_THE PROBLEM_
Quote the records that follow in full, leaving the pictures out.

++++ TASK MATERIAL ++++

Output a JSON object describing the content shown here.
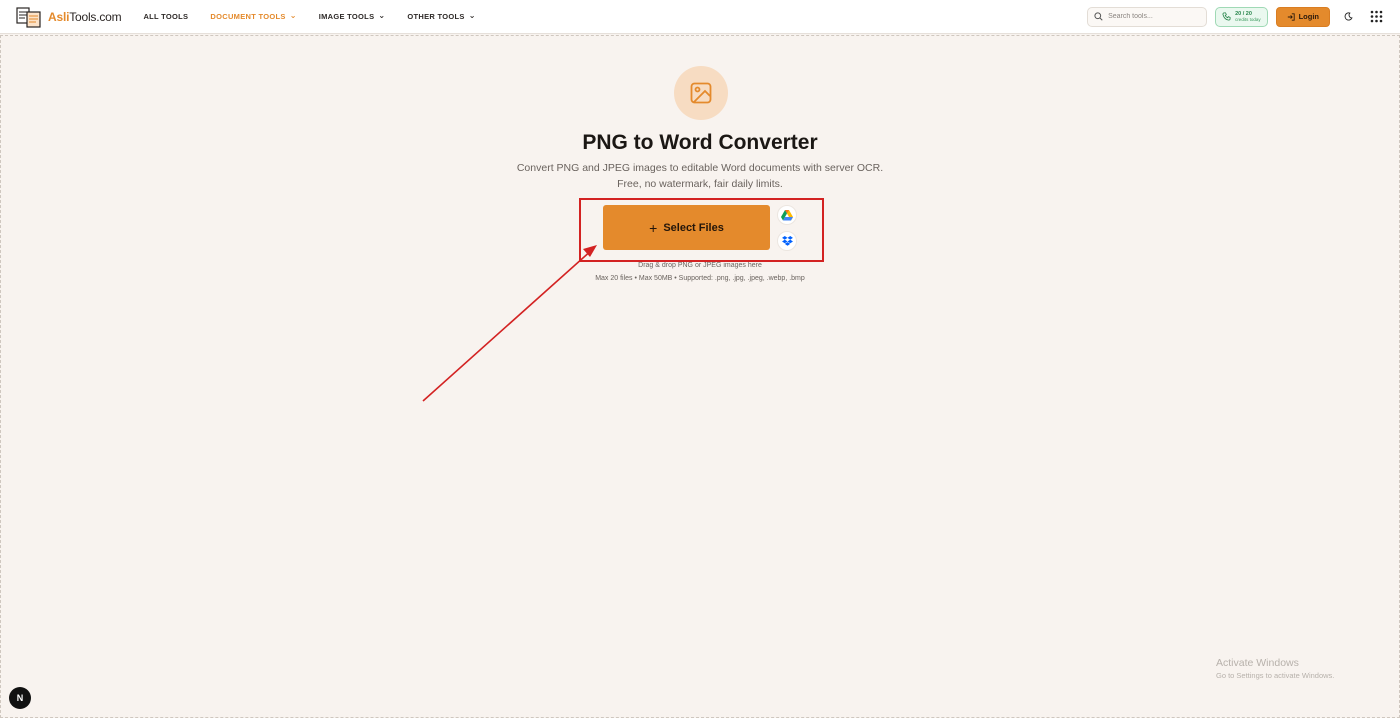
{
  "header": {
    "logo_text": "AsliTools.com",
    "logo_prefix": "Asli",
    "logo_suffix": "Tools.com",
    "nav": [
      {
        "label": "ALL TOOLS",
        "has_dropdown": false,
        "active": false
      },
      {
        "label": "DOCUMENT TOOLS",
        "has_dropdown": true,
        "active": true
      },
      {
        "label": "IMAGE TOOLS",
        "has_dropdown": true,
        "active": false
      },
      {
        "label": "OTHER TOOLS",
        "has_dropdown": true,
        "active": false
      }
    ],
    "search_placeholder": "Search tools...",
    "credits_count": "20 / 20",
    "credits_label": "credits today",
    "login_label": "Login"
  },
  "main": {
    "title": "PNG to Word Converter",
    "subtitle_line1": "Convert PNG and JPEG images to editable Word documents with server OCR.",
    "subtitle_line2": "Free, no watermark, fair daily limits.",
    "select_files_label": "Select Files",
    "hint_drag": "Drag & drop PNG or JPEG images here",
    "hint_limits": "Max 20 files • Max 50MB • Supported: .png, .jpg, .jpeg, .webp, .bmp"
  },
  "watermark": {
    "title": "Activate Windows",
    "subtitle": "Go to Settings to activate Windows."
  },
  "badge_letter": "N",
  "colors": {
    "accent": "#e48a2c",
    "background": "#f8f3ef",
    "annotation": "#d32222",
    "credits_green": "#26844a"
  },
  "icons": {
    "hero": "image-icon",
    "search": "search-icon",
    "credits": "phone-icon",
    "login": "login-icon",
    "theme": "moon-icon",
    "apps": "grid-icon",
    "cloud1": "google-drive-icon",
    "cloud2": "dropbox-icon"
  }
}
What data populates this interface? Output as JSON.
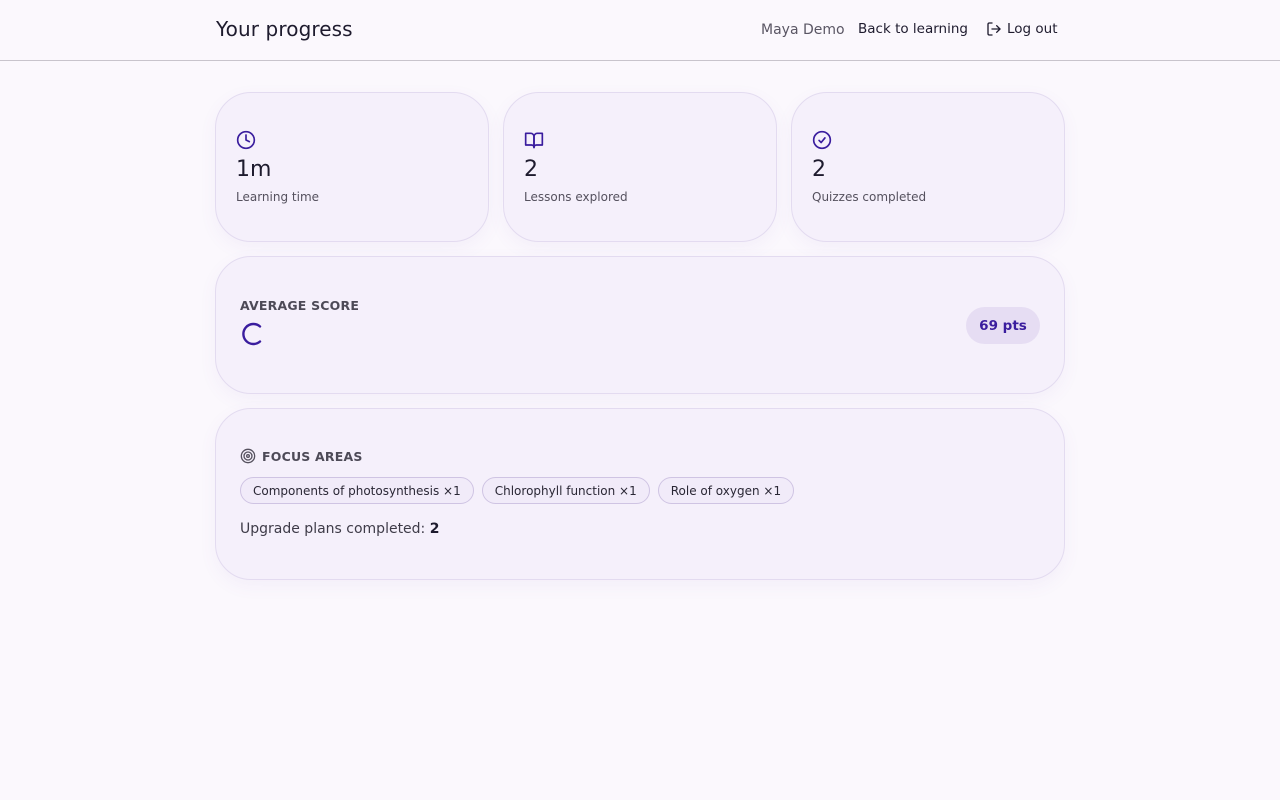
{
  "header": {
    "title": "Your progress",
    "user_name": "Maya Demo",
    "back_label": "Back to learning",
    "logout_label": "Log out"
  },
  "stats": [
    {
      "icon": "clock-icon",
      "value": "1m",
      "label": "Learning time"
    },
    {
      "icon": "book-open-icon",
      "value": "2",
      "label": "Lessons explored"
    },
    {
      "icon": "check-circle-icon",
      "value": "2",
      "label": "Quizzes completed"
    }
  ],
  "average_score": {
    "label": "AVERAGE SCORE",
    "points": "69 pts"
  },
  "focus": {
    "label": "FOCUS AREAS",
    "chips": [
      "Components of photosynthesis ×1",
      "Chlorophyll function ×1",
      "Role of oxygen ×1"
    ],
    "upgrade_label": "Upgrade plans completed:",
    "upgrade_count": "2"
  },
  "colors": {
    "accent": "#3a1d9e",
    "background": "#fbf8fd",
    "card": "#f5f0fb"
  }
}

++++

_ANSWER SECTION_
Output a JSON object describing the content shown here.
{
  "header": {
    "logo_text": "AsliTools.com",
    "logo_prefix": "Asli",
    "logo_suffix": "Tools.com",
    "nav": [
      {
        "label": "ALL TOOLS",
        "has_dropdown": false,
        "active": false
      },
      {
        "label": "DOCUMENT TOOLS",
        "has_dropdown": true,
        "active": true
      },
      {
        "label": "IMAGE TOOLS",
        "has_dropdown": true,
        "active": false
      },
      {
        "label": "OTHER TOOLS",
        "has_dropdown": true,
        "active": false
      }
    ],
    "search_placeholder": "Search tools...",
    "credits_count": "20 / 20",
    "credits_label": "credits today",
    "login_label": "Login"
  },
  "main": {
    "title": "PNG to Word Converter",
    "subtitle_line1": "Convert PNG and JPEG images to editable Word documents with server OCR.",
    "subtitle_line2": "Free, no watermark, fair daily limits.",
    "select_files_label": "Select Files",
    "hint_drag": "Drag & drop PNG or JPEG images here",
    "hint_limits": "Max 20 files • Max 50MB • Supported: .png, .jpg, .jpeg, .webp, .bmp"
  },
  "watermark": {
    "title": "Activate Windows",
    "subtitle": "Go to Settings to activate Windows."
  },
  "badge_letter": "N",
  "colors": {
    "accent": "#e48a2c",
    "background": "#f8f3ef",
    "annotation": "#d32222",
    "credits_green": "#26844a"
  },
  "icons": {
    "hero": "image-icon",
    "search": "search-icon",
    "credits": "phone-icon",
    "login": "login-icon",
    "theme": "moon-icon",
    "apps": "grid-icon",
    "cloud1": "google-drive-icon",
    "cloud2": "dropbox-icon"
  }
}
What data populates this interface? Output as JSON.
{
  "header": {
    "title": "Your progress",
    "user_name": "Maya Demo",
    "back_label": "Back to learning",
    "logout_label": "Log out"
  },
  "stats": [
    {
      "icon": "clock-icon",
      "value": "1m",
      "label": "Learning time"
    },
    {
      "icon": "book-open-icon",
      "value": "2",
      "label": "Lessons explored"
    },
    {
      "icon": "check-circle-icon",
      "value": "2",
      "label": "Quizzes completed"
    }
  ],
  "average_score": {
    "label": "AVERAGE SCORE",
    "points": "69 pts"
  },
  "focus": {
    "label": "FOCUS AREAS",
    "chips": [
      "Components of photosynthesis ×1",
      "Chlorophyll function ×1",
      "Role of oxygen ×1"
    ],
    "upgrade_label": "Upgrade plans completed:",
    "upgrade_count": "2"
  },
  "colors": {
    "accent": "#3a1d9e",
    "background": "#fbf8fd",
    "card": "#f5f0fb"
  }
}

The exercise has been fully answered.